"There are some trustees, in my opinion, that don't want us to move forward for personal and political reasons," said Yvonne Davis, one of the two trustees supporting Grimmett. "That's my feeling on it because they knew up front that the levy had to be passed."
Some of the trustees who oppose Grimmett said they didn't approve the tax paperwork before the deadline because they didn't trust the financial information upon which it was based. Several also accused Grimmett of being unwilling to deal with their concerns.
"He has not been trying to work with this board since the new board has been elected," said Michael Smith, one of the trustees who sided against the mayor. "He has been against everything that we have tried to put on the table to better Dixmoor."
Several trustees said a financial adviser and the village attorney told them in public meetings that they would lose the tax revenue if they didn't pass the levy by the deadline. Still, at least a few of the trustees didn't seem to realize the consequences of missing the deadline, they said.
News of the botched deadline spread slowly at first through word of mouth, but tax bills mailed in late June were the first indication for many residents that something was wrong. The bills listed nothing but zeros on the line that shows how much residents owe the village, even though all the other tax districts on the bills were still owed money.
Some residents said they were disappointed, but not surprised, by the missed deadline and the political squabbling among Dixmoor's leaders.
"I've been here four years, and it's not really a shock," said Shnigqua Rolark, shaking her head as she leaned on the fence in front of her house.
Rolark's neighbor, Ronni Russell, said he has no doubt the village will miss the money.
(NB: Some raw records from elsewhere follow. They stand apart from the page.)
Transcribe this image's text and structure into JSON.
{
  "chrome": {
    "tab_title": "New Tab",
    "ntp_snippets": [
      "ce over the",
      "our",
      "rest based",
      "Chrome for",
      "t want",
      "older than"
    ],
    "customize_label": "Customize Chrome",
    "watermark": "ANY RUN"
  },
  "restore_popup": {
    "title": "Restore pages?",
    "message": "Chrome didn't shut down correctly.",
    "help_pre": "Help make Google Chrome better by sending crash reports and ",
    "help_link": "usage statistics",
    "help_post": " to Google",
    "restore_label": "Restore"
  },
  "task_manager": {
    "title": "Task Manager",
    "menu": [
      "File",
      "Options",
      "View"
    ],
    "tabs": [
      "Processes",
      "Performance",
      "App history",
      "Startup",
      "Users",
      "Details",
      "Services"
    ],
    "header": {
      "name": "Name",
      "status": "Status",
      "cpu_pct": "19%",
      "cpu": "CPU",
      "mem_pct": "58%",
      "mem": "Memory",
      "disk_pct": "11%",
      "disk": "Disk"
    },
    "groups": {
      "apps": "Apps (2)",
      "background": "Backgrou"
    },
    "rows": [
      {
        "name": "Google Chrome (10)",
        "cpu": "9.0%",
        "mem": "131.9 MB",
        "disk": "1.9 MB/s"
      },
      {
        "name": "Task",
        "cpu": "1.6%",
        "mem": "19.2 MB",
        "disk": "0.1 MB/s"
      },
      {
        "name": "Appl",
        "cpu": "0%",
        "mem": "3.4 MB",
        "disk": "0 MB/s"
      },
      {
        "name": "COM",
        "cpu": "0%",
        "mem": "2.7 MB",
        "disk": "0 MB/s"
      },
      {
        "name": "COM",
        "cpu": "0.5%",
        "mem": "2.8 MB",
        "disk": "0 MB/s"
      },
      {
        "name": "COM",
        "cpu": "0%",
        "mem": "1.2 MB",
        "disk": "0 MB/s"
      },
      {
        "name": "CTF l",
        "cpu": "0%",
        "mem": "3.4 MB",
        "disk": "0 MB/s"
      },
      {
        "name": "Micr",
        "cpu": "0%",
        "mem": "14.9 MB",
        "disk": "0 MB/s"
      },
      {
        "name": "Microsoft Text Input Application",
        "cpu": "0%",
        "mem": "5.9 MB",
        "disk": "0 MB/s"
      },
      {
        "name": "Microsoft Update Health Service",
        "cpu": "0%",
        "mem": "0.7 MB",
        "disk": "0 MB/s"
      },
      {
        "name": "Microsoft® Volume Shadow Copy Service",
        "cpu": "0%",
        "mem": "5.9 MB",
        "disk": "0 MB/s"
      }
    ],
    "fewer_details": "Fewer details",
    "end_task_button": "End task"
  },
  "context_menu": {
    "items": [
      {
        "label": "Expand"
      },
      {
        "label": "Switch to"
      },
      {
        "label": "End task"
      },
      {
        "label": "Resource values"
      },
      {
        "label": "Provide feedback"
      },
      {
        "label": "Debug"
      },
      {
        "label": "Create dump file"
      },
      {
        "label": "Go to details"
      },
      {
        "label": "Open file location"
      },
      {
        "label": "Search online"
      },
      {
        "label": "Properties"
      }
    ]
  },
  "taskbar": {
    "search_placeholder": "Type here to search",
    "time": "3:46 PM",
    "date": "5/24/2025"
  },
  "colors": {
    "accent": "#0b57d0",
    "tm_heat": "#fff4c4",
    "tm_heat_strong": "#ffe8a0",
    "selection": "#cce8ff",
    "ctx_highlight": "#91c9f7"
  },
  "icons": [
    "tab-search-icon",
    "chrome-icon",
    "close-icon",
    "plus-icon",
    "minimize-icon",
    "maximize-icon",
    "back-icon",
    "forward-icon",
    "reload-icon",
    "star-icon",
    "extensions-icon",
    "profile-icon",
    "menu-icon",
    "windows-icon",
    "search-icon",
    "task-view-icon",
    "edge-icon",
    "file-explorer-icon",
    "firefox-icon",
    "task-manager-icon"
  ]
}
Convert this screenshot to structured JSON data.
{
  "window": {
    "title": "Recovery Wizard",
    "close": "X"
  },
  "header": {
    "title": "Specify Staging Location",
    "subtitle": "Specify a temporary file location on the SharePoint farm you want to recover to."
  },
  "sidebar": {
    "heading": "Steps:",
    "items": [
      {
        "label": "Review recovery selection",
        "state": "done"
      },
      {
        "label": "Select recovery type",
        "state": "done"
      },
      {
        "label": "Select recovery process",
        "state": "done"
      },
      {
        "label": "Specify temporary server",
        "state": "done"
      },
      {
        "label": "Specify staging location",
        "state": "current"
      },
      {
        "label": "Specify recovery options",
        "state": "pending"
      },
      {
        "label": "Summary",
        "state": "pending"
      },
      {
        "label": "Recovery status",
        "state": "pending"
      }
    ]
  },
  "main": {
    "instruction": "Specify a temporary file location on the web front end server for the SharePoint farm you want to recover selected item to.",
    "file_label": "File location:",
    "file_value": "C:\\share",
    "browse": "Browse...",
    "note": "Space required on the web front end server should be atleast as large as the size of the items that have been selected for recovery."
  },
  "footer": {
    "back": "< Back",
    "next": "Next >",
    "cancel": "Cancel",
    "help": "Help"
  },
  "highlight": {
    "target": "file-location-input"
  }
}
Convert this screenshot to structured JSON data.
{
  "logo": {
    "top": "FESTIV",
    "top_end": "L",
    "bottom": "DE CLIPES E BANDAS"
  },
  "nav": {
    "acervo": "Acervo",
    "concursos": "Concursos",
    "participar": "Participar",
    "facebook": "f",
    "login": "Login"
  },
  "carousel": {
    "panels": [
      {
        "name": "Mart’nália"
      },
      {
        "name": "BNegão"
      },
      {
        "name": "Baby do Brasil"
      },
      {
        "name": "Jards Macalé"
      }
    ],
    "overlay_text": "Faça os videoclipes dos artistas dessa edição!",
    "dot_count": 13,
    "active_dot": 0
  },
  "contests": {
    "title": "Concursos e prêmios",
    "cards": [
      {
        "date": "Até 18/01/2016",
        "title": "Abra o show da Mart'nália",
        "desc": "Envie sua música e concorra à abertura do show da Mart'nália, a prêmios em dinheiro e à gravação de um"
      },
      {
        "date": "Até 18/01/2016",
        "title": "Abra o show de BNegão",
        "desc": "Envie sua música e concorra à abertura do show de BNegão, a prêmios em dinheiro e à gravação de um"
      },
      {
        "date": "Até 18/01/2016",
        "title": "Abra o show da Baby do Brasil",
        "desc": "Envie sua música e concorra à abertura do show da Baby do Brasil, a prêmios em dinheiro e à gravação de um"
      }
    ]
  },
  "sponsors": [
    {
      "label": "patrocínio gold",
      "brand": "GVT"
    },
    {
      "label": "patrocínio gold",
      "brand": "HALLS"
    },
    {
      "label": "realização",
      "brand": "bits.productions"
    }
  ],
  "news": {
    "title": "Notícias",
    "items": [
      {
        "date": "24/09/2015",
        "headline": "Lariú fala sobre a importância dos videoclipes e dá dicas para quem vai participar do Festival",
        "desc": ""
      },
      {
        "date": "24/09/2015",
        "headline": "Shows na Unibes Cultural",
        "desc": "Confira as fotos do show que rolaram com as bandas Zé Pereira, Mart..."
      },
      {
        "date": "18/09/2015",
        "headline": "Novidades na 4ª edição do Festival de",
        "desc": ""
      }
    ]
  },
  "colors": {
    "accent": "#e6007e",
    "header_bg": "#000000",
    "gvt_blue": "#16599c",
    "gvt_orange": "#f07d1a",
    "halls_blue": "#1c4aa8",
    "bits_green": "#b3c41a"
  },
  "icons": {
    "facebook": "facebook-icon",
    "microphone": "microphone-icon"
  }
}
"Have you walked around this neighborhood lately?" he asked. "Have you seen all the boarded-up houses? Four hundred thousand dollars could fix that."